Excerpts from an interface dataset:
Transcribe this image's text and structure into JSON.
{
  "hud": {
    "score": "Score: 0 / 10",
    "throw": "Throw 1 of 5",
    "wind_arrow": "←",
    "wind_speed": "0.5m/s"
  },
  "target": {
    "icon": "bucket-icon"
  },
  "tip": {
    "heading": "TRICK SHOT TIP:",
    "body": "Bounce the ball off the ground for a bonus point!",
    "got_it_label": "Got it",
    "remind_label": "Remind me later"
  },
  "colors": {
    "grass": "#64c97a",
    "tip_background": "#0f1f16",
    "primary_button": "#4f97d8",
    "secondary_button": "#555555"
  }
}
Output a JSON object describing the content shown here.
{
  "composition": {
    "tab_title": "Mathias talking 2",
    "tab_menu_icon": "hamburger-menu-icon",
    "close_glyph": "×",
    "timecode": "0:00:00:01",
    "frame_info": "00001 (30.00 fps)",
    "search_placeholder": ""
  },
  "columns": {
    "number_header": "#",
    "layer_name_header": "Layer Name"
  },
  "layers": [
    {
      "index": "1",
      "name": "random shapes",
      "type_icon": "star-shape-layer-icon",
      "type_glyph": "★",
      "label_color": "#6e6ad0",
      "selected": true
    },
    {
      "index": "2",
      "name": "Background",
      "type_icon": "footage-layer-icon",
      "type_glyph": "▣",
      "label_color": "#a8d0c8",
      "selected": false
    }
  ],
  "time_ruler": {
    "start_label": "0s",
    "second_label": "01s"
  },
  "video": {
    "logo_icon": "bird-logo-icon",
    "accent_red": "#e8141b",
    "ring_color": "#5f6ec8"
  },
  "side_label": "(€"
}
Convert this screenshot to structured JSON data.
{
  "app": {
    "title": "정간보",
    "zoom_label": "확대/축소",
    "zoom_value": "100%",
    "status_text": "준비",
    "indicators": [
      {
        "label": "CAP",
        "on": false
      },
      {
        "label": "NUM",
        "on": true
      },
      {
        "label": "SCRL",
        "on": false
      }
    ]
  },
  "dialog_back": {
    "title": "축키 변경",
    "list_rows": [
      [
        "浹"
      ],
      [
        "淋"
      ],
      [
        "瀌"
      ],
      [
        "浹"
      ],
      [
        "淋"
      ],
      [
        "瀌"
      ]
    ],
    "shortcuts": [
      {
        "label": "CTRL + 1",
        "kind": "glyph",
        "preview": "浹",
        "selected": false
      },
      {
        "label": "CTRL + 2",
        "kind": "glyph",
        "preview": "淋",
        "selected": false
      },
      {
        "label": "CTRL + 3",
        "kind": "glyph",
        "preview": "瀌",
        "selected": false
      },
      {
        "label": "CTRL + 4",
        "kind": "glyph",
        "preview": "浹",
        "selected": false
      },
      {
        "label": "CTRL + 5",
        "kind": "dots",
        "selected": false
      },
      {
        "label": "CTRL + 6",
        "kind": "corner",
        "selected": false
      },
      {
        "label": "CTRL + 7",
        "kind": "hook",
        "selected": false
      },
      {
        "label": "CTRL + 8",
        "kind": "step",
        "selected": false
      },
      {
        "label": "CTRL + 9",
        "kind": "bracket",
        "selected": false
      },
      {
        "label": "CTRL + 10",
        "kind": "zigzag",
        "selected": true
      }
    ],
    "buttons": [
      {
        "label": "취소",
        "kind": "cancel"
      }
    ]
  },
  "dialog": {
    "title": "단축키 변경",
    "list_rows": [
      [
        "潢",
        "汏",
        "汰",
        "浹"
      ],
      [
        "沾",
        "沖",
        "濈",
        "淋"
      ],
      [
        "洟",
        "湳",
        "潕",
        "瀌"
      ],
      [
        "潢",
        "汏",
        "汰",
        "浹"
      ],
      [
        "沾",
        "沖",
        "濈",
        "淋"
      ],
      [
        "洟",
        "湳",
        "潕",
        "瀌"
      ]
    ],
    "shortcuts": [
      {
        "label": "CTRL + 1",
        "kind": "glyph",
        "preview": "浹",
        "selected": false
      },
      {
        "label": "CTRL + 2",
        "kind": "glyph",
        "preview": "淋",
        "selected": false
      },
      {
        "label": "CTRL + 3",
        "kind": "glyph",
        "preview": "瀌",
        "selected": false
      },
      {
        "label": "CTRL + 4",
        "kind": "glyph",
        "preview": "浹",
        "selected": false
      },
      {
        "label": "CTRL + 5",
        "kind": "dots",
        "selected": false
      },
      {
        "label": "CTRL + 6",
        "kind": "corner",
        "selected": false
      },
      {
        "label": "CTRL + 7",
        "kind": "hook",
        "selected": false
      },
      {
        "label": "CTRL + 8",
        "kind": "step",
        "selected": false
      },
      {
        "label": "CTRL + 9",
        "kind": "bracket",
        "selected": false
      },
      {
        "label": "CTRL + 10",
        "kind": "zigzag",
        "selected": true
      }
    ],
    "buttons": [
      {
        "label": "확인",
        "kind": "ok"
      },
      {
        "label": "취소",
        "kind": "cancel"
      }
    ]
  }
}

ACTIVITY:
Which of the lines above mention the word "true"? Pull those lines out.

SOLUTION TO THE PROBLEM:
      "selected": true
        "on": true
        "selected": true
        "selected": true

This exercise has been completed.